In the data below, which lines contain "author"? List them by copying each one.

◇ ◇ ◇ ◇

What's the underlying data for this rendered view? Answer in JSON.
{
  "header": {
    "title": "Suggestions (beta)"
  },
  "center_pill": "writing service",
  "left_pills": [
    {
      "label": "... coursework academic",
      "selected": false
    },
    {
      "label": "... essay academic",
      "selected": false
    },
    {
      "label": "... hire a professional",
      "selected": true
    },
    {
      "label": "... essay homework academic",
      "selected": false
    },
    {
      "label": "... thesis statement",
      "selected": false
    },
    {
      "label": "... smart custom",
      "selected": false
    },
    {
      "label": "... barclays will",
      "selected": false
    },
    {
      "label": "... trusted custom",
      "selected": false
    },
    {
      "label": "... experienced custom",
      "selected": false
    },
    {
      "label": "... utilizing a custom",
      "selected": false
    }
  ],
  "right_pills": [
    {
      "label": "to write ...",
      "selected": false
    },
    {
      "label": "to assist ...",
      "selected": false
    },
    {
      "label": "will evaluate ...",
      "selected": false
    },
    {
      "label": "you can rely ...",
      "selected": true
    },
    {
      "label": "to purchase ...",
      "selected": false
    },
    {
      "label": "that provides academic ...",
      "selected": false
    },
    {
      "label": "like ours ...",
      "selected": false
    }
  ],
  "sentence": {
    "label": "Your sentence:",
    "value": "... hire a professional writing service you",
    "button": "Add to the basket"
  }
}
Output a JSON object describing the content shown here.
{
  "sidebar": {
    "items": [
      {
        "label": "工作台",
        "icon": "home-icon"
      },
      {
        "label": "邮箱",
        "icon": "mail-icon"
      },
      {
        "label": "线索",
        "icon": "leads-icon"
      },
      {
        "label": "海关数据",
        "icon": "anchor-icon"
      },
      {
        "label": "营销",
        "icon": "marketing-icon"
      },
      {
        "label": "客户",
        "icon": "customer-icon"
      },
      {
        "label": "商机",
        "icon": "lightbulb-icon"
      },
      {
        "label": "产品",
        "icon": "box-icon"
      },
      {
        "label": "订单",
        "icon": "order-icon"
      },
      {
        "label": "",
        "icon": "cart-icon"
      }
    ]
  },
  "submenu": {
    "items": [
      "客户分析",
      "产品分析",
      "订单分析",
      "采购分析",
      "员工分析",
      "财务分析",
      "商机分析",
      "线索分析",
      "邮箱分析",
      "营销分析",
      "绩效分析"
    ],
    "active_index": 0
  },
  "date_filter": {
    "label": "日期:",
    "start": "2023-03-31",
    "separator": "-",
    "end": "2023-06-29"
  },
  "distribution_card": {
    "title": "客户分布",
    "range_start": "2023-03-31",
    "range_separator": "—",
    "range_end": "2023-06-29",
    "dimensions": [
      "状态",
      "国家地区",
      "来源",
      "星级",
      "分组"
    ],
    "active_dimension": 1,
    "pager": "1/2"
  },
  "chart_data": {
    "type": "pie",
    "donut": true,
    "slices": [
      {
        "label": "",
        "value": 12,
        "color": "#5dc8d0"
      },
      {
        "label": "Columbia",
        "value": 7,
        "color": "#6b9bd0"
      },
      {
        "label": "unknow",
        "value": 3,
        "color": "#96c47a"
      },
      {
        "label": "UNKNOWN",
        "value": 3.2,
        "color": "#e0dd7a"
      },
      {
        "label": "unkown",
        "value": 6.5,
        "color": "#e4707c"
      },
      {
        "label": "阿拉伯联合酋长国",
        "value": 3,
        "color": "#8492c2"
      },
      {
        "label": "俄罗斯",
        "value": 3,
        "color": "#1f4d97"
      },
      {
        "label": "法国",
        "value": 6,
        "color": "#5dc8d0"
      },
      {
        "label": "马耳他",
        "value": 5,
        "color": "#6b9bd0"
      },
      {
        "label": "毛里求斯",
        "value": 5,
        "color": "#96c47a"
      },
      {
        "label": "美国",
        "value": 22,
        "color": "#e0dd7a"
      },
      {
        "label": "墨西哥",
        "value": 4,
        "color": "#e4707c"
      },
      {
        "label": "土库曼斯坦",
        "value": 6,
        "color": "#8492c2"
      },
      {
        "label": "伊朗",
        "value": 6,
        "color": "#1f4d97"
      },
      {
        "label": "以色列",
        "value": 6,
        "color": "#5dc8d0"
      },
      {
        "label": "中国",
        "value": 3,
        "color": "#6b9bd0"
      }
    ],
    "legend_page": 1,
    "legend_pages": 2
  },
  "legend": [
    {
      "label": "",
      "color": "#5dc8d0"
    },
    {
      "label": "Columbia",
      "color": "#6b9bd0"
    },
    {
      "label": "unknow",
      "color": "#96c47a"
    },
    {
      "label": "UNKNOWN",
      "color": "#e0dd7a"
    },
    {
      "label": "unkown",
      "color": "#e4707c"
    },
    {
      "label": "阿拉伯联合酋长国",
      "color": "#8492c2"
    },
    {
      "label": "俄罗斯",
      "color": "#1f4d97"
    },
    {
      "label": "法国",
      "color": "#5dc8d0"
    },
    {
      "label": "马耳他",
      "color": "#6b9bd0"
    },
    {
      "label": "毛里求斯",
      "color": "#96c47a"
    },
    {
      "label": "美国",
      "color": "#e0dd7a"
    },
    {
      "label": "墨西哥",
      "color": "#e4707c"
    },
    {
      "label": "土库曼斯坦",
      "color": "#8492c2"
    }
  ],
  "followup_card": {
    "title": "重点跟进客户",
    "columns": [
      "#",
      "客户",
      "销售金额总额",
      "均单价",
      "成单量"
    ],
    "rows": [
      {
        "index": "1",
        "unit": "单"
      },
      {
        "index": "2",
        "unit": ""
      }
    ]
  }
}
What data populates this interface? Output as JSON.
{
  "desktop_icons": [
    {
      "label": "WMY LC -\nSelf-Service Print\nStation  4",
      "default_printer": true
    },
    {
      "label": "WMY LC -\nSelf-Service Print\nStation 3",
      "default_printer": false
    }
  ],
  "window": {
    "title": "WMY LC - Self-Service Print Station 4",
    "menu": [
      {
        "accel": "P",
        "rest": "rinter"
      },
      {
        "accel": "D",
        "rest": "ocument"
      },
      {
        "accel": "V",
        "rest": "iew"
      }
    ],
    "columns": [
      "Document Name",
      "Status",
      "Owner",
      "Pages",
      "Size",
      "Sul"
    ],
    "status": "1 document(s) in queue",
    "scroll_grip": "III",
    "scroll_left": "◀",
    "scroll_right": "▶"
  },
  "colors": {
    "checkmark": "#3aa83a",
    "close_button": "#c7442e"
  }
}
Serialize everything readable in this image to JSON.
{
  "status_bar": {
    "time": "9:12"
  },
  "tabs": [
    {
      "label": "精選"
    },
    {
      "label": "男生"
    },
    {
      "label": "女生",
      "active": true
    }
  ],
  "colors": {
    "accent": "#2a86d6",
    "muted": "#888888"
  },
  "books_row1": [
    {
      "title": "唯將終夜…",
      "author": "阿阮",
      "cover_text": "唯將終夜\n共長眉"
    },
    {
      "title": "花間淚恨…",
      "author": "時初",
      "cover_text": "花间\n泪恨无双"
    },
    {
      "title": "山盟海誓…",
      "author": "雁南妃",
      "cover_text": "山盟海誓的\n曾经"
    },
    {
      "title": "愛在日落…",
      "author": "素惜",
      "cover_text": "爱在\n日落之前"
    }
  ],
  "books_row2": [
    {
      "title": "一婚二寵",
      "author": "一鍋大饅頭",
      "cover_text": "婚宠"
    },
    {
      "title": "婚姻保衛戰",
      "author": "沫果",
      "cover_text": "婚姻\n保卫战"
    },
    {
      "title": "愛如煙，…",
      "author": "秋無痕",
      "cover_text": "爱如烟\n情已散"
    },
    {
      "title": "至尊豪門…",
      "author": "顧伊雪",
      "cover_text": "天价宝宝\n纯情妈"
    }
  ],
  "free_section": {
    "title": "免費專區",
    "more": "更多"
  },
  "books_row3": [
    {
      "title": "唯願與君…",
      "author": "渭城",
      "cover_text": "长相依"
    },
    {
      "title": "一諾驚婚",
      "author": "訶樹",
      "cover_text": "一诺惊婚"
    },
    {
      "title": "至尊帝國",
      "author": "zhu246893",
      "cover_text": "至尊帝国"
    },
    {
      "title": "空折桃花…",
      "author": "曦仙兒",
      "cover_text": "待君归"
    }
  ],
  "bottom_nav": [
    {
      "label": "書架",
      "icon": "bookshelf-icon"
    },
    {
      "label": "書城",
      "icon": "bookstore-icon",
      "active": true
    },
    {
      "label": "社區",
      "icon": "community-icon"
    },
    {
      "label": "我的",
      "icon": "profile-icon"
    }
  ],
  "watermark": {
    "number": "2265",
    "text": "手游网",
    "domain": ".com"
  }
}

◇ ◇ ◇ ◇

▶ **RESPONSE FOR THIS EXERCISE**:
      "author": "阿阮",
      "author": "時初",
      "author": "雁南妃",
      "author": "素惜",
      "author": "一鍋大饅頭",
      "author": "沫果",
      "author": "秋無痕",
      "author": "顧伊雪",
      "author": "渭城",
      "author": "訶樹",
      "author": "zhu246893",
      "author": "曦仙兒",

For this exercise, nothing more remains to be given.